The reports both refer to an agreement that effectively mirrors the Inter- Governmental Agreement currently in negotiation between the Isle of Man and the US as part of the FATCA initiative. It is also explicitly stated that the agreement will be concluded to the same timetable in order to avoid excessive burdens on the financial institutions affected.
Aspects of the Draft UK Finance Bill
While the draft Finance Bill will be covered elsewhere in Accountancy Ireland, a few positive highlights likely to be most relevant to small and medium UK companies / Irish groups include:
- Announcement of plans to extend Entrepreneurs’ Relief to shares acquired through the exercise of Enterprise Management Incentive share options where an individual holds less than 5 percent of the ordinary share capital.
- The period to which the first year expenditure on designated energy saving and environmentally beneficial technologies must be incurred and where the first year tax credit may be claimed has been extended from 31 March 2013 to 31 March 2018
- The Annual Investment Allowance – a 100 percent allowance on qualifying expenditure up to the specified annual limit - will increase from £25,000 to £250,000 for a temporary period of two years from 1 January 2013
- Expenditure incurred on cars with low CO2 emissions or electrically propelled cars will continue to benefit from the 100 percent first year allowance for an additional two years as the allowance has been extended to 31 March 2015. Currently, 100 percent first year allowances are due on cars with CO2 emissions of 110g of CO2/km or less, and from April 2013 the proposed rate is 95g/km.
- The proposals to extend the scope of the interest withholding tax rules to certain intra-group Euro-bonds and ‘short interest’ have been dropped
- An above the line payable R&D tax credit will be introduced – so making the UK a more competitive regime when competing for international investment.
- A ‘dis-incorporation’ relief will be provided for small corporates – this is proposed to be by election, but the currently proposed threshold is very low – currently proposed at £100K of assets transferred

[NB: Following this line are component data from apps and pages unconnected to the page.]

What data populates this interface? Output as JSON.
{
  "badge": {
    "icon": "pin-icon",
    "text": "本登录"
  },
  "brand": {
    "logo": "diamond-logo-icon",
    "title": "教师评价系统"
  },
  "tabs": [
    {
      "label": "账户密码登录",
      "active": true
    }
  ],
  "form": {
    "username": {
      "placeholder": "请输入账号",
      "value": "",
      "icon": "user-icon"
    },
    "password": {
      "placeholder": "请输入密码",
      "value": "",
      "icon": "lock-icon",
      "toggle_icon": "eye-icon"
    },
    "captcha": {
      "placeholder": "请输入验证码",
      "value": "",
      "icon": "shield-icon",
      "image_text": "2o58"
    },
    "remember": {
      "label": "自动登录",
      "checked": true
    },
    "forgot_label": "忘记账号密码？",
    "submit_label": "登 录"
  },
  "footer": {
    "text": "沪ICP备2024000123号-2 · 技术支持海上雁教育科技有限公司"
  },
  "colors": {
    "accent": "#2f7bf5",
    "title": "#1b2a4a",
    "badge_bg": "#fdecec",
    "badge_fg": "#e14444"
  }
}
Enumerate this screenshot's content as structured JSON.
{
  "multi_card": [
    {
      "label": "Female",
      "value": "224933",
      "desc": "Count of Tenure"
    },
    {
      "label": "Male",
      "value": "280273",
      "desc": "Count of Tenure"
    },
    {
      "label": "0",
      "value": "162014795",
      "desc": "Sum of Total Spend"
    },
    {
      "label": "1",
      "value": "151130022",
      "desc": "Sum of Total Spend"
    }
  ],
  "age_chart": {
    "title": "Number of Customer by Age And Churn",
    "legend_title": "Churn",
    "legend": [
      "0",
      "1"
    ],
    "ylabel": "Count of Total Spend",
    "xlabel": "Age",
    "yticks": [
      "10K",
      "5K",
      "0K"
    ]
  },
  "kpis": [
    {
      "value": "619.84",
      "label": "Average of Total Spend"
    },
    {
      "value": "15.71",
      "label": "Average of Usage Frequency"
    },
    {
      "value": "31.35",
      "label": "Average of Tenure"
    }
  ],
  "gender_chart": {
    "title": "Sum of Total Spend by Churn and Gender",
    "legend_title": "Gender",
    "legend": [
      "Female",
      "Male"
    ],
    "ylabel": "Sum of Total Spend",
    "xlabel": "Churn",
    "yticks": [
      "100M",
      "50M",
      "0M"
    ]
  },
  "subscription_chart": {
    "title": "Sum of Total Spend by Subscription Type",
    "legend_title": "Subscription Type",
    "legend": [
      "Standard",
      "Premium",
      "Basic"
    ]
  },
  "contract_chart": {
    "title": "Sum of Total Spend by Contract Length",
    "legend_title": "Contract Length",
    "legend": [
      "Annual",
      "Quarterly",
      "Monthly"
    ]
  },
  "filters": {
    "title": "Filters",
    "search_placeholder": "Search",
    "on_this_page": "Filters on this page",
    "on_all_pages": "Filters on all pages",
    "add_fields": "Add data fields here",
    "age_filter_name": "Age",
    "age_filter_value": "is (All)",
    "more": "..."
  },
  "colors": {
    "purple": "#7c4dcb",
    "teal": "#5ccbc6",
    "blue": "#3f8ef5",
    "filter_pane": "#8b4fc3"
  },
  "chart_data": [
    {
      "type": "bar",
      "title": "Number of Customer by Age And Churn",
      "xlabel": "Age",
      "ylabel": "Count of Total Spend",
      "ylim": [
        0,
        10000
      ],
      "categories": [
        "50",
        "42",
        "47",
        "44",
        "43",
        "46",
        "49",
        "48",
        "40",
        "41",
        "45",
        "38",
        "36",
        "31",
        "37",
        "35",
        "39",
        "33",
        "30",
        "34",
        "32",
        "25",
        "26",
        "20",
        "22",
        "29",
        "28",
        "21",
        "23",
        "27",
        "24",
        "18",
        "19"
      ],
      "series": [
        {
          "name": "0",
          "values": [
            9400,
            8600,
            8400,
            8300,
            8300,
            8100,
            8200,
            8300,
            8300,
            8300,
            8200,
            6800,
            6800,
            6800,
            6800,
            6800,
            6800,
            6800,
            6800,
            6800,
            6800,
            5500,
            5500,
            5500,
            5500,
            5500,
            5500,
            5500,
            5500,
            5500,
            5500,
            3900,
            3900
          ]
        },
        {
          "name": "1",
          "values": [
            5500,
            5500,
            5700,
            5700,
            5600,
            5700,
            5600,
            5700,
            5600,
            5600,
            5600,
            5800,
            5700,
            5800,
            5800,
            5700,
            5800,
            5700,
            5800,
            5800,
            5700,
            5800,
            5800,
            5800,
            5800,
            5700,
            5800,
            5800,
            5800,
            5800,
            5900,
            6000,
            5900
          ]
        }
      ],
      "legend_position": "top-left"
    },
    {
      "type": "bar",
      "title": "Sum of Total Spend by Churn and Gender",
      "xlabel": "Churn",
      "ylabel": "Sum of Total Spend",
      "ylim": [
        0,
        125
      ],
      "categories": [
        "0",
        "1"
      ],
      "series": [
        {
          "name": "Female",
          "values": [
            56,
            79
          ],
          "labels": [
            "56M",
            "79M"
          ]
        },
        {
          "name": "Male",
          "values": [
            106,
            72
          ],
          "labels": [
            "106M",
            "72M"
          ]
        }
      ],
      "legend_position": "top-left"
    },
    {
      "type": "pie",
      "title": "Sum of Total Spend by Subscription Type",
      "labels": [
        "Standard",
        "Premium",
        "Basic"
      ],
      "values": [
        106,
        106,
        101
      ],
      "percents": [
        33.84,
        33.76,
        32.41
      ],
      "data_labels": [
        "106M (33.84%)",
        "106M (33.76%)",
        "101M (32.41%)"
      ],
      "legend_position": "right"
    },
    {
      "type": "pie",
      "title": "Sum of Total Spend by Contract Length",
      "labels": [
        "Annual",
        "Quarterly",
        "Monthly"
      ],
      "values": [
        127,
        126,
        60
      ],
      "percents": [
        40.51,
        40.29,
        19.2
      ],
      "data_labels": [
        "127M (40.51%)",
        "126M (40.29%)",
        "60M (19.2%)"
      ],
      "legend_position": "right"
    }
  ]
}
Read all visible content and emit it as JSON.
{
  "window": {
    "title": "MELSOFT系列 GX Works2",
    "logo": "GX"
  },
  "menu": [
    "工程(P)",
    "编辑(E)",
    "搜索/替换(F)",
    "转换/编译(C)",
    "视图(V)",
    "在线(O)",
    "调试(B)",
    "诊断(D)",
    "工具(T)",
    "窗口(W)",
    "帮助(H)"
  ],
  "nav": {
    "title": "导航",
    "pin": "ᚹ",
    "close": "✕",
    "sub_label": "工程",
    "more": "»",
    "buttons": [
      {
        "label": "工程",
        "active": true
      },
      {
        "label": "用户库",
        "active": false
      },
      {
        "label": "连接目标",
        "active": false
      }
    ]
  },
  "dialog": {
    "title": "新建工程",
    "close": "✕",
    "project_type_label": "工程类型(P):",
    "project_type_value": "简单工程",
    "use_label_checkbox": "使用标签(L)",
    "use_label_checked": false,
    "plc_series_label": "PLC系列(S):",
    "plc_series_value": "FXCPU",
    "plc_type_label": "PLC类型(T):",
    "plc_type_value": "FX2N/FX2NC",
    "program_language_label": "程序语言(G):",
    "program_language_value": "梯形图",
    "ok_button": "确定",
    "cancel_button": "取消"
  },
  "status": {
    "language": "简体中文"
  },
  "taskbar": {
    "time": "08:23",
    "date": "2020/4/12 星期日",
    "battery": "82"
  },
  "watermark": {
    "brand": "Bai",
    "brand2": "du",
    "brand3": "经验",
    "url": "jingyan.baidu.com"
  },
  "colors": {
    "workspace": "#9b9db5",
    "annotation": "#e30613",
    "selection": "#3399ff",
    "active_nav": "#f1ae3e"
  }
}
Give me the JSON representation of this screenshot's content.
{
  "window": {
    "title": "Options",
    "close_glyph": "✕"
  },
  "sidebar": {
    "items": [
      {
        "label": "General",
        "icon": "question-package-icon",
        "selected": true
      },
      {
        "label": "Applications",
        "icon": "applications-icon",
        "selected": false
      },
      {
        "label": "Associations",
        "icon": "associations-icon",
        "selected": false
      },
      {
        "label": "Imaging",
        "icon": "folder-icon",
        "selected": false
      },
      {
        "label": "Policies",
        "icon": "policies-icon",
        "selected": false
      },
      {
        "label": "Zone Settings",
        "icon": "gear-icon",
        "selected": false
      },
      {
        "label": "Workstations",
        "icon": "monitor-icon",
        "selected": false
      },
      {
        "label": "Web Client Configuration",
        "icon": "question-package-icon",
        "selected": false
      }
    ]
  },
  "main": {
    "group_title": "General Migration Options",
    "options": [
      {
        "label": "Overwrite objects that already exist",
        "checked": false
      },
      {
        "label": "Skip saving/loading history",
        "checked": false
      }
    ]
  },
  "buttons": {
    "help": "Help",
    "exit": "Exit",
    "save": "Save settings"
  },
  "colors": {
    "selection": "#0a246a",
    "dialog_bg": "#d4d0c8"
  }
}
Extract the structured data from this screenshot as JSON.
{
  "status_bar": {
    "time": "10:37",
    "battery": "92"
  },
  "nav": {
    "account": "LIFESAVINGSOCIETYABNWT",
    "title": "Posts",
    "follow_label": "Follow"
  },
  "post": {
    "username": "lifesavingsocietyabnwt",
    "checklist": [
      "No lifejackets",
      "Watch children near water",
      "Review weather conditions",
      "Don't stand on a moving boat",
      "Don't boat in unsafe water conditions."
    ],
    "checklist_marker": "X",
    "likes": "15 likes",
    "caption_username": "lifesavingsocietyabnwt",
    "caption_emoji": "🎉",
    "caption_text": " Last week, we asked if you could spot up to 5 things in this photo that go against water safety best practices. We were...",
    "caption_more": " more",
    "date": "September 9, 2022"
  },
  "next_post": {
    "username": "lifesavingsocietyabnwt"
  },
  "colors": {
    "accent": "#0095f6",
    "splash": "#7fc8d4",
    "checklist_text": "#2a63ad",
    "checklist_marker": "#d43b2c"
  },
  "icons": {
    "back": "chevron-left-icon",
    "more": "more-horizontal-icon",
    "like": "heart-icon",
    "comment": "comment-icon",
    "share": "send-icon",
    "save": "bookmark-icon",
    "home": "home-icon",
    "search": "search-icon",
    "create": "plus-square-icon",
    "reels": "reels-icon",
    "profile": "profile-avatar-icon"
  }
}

- The main rate of UK corporation tax will reduce to 21% from April 2014 – perhaps we will see a rate of 20% by the end of this parliament